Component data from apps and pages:
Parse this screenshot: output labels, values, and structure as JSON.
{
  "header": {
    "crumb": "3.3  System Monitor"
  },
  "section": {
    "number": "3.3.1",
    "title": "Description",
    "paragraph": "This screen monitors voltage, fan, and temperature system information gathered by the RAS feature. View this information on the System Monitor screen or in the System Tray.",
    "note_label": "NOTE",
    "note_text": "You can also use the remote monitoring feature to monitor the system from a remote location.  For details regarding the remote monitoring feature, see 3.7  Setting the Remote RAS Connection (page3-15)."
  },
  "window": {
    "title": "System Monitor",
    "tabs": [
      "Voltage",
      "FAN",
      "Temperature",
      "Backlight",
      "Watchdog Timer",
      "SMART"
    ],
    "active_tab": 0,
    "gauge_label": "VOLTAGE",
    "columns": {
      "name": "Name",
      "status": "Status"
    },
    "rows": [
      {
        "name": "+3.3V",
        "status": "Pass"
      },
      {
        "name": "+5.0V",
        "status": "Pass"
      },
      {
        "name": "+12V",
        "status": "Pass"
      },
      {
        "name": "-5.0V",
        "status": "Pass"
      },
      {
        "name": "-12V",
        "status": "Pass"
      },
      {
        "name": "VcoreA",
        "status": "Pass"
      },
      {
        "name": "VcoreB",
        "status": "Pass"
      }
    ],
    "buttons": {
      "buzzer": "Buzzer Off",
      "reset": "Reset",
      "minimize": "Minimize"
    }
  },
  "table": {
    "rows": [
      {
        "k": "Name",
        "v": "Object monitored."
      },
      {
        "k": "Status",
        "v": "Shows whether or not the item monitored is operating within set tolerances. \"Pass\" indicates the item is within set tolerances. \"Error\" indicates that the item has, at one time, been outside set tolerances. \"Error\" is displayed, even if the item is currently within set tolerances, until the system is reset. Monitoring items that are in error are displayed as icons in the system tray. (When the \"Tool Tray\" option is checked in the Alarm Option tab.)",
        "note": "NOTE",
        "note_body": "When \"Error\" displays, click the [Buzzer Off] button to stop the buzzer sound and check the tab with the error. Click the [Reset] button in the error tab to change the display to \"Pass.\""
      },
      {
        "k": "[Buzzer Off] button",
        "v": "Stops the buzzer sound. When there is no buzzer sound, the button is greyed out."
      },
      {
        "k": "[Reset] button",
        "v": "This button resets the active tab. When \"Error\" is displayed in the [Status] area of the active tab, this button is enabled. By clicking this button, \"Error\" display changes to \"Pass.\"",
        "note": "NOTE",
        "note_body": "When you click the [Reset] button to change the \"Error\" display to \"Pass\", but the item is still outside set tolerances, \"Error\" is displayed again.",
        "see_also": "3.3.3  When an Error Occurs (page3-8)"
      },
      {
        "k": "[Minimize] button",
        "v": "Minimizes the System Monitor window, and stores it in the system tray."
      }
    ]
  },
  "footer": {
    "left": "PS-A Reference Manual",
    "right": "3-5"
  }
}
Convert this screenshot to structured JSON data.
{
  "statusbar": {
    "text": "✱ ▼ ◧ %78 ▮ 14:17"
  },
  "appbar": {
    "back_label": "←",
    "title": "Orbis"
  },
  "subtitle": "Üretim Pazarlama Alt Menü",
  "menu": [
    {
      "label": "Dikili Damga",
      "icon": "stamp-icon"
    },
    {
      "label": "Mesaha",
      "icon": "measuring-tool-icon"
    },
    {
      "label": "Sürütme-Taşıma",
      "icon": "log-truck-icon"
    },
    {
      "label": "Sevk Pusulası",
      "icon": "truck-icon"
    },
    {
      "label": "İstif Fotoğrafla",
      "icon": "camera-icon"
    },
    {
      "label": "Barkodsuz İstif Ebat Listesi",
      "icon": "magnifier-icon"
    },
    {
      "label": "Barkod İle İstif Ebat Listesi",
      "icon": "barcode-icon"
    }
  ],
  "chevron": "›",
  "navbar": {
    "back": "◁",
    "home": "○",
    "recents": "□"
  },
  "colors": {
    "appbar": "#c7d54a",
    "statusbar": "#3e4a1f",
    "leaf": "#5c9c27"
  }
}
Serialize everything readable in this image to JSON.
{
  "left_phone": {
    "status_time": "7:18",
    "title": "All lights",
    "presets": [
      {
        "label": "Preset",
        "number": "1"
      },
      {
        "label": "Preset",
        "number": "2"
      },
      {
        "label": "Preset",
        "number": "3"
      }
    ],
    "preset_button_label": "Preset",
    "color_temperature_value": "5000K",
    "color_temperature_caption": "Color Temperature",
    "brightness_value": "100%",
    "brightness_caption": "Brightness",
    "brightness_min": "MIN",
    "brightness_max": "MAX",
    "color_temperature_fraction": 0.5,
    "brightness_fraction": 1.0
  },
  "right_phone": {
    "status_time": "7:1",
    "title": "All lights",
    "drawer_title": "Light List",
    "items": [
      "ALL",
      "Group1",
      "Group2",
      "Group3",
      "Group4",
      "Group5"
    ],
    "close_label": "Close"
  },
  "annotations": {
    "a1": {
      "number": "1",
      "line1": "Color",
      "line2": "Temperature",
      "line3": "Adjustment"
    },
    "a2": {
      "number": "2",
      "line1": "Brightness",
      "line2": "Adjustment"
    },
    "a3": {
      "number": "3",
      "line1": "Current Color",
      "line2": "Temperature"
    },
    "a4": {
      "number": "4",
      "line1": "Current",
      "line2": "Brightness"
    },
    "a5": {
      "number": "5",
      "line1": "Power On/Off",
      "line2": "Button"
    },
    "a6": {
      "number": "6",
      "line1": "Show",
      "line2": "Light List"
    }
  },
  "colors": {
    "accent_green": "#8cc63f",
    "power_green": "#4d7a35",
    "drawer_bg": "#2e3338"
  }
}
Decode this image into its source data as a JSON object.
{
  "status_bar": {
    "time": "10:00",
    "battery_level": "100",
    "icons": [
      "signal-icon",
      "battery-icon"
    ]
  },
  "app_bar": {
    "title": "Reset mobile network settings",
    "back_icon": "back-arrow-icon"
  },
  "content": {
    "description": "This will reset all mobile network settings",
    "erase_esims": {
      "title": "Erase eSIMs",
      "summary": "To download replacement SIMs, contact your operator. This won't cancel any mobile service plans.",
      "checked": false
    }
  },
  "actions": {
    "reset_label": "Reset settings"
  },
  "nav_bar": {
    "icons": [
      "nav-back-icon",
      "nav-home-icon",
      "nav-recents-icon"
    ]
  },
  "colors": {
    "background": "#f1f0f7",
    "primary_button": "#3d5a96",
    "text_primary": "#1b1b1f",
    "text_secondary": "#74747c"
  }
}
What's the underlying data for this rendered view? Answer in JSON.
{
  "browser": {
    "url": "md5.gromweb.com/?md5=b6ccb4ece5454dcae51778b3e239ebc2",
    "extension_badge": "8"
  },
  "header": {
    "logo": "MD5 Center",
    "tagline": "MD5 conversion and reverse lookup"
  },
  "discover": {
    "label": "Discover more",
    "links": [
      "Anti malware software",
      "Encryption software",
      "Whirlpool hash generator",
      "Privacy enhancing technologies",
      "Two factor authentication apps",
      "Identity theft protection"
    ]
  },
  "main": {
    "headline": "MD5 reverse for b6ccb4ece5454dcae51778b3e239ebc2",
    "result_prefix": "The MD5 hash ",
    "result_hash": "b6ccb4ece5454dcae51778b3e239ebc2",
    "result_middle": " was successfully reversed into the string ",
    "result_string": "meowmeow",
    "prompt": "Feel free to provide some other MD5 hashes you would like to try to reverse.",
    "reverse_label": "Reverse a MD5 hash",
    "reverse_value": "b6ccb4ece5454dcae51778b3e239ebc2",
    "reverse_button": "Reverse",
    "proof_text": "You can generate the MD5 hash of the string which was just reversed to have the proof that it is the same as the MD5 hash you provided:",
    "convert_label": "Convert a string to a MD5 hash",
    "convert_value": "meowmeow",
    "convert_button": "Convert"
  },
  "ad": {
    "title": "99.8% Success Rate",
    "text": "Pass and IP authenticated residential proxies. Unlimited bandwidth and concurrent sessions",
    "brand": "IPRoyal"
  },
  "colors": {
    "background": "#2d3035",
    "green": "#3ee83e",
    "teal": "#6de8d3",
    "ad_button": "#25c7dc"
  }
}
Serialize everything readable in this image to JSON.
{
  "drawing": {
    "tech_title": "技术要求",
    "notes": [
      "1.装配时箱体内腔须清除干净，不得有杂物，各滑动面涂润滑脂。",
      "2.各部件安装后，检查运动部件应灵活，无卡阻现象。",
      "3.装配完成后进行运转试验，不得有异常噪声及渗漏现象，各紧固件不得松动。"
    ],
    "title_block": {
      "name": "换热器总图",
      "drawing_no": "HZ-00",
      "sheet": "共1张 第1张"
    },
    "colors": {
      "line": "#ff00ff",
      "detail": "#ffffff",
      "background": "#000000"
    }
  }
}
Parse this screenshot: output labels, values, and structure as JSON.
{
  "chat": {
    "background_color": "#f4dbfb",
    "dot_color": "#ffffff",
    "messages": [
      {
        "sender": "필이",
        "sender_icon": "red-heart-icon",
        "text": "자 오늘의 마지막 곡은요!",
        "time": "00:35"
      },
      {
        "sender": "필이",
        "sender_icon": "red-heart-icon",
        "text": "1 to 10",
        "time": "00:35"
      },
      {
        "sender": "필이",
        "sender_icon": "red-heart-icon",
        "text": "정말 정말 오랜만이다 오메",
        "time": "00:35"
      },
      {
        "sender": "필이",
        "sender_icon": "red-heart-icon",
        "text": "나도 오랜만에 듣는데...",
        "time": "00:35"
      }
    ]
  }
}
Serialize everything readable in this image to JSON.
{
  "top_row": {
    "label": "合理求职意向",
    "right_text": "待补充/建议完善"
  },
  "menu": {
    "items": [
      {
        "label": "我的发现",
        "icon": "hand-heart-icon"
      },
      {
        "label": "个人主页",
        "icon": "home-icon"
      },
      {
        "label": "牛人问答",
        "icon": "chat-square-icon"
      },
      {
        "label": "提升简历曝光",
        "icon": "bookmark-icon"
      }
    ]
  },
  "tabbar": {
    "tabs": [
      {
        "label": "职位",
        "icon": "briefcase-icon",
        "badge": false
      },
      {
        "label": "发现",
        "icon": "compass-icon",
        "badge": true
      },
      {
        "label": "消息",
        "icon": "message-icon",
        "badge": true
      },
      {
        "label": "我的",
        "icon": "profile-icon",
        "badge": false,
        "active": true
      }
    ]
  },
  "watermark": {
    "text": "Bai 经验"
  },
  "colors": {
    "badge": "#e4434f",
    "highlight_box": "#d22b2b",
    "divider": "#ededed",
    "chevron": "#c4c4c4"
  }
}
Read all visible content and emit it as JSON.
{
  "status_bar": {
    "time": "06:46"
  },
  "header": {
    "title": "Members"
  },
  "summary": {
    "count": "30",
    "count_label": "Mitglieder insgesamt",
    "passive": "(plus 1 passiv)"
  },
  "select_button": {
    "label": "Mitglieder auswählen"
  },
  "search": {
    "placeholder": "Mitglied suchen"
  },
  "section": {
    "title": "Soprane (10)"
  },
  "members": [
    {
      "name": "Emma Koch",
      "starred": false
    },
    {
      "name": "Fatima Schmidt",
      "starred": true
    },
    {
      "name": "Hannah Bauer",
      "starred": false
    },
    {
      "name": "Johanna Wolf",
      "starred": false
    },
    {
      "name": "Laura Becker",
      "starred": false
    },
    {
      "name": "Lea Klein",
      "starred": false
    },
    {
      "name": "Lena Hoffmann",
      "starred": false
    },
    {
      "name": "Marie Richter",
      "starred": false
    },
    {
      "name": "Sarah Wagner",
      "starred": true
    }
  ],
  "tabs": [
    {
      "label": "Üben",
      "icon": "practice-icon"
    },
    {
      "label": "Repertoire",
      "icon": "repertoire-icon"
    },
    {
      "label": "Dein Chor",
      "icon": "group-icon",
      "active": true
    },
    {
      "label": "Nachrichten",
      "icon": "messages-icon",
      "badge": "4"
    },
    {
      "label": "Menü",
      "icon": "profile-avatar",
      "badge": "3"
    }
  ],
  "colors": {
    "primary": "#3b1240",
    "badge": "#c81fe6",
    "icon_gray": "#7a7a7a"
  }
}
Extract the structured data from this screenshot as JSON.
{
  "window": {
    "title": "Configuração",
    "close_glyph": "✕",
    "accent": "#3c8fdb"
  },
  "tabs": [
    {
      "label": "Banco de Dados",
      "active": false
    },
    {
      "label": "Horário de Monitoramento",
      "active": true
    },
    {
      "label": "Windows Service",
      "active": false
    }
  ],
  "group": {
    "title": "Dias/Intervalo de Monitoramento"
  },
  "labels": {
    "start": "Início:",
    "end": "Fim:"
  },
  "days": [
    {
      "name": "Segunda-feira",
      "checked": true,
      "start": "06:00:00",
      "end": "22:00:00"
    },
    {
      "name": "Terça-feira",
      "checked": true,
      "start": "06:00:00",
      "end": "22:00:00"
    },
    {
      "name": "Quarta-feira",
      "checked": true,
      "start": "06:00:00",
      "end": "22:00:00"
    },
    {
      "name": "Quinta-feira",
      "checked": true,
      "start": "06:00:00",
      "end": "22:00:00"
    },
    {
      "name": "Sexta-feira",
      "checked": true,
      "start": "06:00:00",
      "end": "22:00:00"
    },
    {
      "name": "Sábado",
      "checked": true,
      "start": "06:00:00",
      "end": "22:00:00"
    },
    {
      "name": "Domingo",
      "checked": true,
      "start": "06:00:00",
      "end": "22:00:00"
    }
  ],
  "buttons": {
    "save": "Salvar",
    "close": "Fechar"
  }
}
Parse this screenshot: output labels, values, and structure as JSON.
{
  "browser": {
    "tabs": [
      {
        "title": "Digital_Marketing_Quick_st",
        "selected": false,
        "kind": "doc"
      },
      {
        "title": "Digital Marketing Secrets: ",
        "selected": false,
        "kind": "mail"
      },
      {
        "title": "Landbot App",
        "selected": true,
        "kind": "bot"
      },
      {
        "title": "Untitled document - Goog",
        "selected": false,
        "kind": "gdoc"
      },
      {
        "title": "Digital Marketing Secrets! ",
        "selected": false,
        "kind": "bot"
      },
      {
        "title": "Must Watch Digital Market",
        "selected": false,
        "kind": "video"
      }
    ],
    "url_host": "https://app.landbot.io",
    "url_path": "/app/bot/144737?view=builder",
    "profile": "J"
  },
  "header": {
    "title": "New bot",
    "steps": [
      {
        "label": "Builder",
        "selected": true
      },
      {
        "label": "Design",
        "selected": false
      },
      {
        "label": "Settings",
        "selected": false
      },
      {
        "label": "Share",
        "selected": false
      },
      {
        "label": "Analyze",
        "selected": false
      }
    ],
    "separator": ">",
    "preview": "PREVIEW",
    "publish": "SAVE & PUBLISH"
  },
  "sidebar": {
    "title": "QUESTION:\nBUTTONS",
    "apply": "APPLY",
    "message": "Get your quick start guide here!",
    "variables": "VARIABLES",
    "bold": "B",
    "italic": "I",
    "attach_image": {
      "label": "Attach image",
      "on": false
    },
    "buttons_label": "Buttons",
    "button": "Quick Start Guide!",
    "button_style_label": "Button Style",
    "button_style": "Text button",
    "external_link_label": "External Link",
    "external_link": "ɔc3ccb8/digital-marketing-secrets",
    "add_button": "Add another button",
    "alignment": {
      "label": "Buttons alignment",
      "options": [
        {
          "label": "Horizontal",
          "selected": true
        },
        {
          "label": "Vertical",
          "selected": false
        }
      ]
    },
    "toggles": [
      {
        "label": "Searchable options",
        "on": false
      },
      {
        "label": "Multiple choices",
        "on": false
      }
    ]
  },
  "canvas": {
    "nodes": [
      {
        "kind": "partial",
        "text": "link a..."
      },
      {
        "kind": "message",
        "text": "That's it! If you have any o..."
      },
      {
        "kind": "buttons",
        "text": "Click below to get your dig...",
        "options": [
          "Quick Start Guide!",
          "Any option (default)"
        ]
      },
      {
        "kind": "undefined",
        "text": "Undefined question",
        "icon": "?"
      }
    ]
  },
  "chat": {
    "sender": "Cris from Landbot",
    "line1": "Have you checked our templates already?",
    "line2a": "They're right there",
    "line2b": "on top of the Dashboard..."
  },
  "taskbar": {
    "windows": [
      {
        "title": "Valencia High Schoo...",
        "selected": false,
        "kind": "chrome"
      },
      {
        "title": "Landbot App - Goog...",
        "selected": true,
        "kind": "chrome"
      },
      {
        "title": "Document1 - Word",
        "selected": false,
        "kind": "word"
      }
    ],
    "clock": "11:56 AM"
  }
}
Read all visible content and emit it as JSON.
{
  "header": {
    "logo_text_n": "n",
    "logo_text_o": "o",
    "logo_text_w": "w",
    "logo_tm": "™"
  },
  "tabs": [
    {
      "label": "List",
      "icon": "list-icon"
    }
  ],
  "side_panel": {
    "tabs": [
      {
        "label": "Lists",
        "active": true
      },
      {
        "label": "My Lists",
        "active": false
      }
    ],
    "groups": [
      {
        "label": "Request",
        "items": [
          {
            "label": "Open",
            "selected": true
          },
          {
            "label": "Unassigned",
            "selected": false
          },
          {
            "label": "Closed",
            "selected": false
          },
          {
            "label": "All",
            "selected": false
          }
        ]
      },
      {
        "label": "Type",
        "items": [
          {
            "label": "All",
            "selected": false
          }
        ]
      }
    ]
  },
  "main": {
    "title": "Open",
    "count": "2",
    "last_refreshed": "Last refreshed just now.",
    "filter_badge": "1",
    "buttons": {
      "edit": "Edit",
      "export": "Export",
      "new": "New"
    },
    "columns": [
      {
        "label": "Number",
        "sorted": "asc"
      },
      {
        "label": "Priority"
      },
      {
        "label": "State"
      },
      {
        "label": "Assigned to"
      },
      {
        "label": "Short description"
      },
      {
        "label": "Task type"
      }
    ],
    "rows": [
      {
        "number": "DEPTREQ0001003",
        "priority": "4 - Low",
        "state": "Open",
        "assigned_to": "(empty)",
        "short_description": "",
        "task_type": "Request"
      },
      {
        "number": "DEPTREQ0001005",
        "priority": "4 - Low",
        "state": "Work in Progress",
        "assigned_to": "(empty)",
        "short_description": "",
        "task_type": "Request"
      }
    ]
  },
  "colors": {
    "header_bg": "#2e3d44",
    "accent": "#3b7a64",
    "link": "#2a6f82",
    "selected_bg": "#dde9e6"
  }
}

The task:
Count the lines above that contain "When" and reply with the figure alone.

Answer section:
6